App and web page records:
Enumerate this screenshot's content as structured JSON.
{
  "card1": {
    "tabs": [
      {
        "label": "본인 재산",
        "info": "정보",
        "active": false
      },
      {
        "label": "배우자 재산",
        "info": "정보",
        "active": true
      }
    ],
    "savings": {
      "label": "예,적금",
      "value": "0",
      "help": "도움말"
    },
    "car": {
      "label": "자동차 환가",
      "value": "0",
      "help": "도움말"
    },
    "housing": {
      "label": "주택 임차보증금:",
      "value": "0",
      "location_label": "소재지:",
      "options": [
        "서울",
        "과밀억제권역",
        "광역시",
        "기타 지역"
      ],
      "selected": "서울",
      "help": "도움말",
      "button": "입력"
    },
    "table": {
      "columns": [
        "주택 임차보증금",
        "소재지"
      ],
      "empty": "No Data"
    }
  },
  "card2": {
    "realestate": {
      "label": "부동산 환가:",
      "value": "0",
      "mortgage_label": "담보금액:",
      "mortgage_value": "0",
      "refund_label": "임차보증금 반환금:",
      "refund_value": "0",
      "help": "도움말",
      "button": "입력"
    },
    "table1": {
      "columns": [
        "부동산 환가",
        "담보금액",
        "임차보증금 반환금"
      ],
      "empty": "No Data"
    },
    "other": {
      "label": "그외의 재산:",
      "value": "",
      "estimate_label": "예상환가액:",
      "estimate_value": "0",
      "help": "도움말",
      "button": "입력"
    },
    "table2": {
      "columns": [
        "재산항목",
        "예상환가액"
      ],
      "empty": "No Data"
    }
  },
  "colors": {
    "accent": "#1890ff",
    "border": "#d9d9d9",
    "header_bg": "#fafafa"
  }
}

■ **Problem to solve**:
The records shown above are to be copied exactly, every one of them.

■ **Written answer**:
Enumerate this screenshot's content as structured JSON.
{
  "card1": {
    "tabs": [
      {
        "label": "본인 재산",
        "info": "정보",
        "active": false
      },
      {
        "label": "배우자 재산",
        "info": "정보",
        "active": true
      }
    ],
    "savings": {
      "label": "예,적금",
      "value": "0",
      "help": "도움말"
    },
    "car": {
      "label": "자동차 환가",
      "value": "0",
      "help": "도움말"
    },
    "housing": {
      "label": "주택 임차보증금:",
      "value": "0",
      "location_label": "소재지:",
      "options": [
        "서울",
        "과밀억제권역",
        "광역시",
        "기타 지역"
      ],
      "selected": "서울",
      "help": "도움말",
      "button": "입력"
    },
    "table": {
      "columns": [
        "주택 임차보증금",
        "소재지"
      ],
      "empty": "No Data"
    }
  },
  "card2": {
    "realestate": {
      "label": "부동산 환가:",
      "value": "0",
      "mortgage_label": "담보금액:",
      "mortgage_value": "0",
      "refund_label": "임차보증금 반환금:",
      "refund_value": "0",
      "help": "도움말",
      "button": "입력"
    },
    "table1": {
      "columns": [
        "부동산 환가",
        "담보금액",
        "임차보증금 반환금"
      ],
      "empty": "No Data"
    },
    "other": {
      "label": "그외의 재산:",
      "value": "",
      "estimate_label": "예상환가액:",
      "estimate_value": "0",
      "help": "도움말",
      "button": "입력"
    },
    "table2": {
      "columns": [
        "재산항목",
        "예상환가액"
      ],
      "empty": "No Data"
    }
  },
  "colors": {
    "accent": "#1890ff",
    "border": "#d9d9d9",
    "header_bg": "#fafafa"
  }
}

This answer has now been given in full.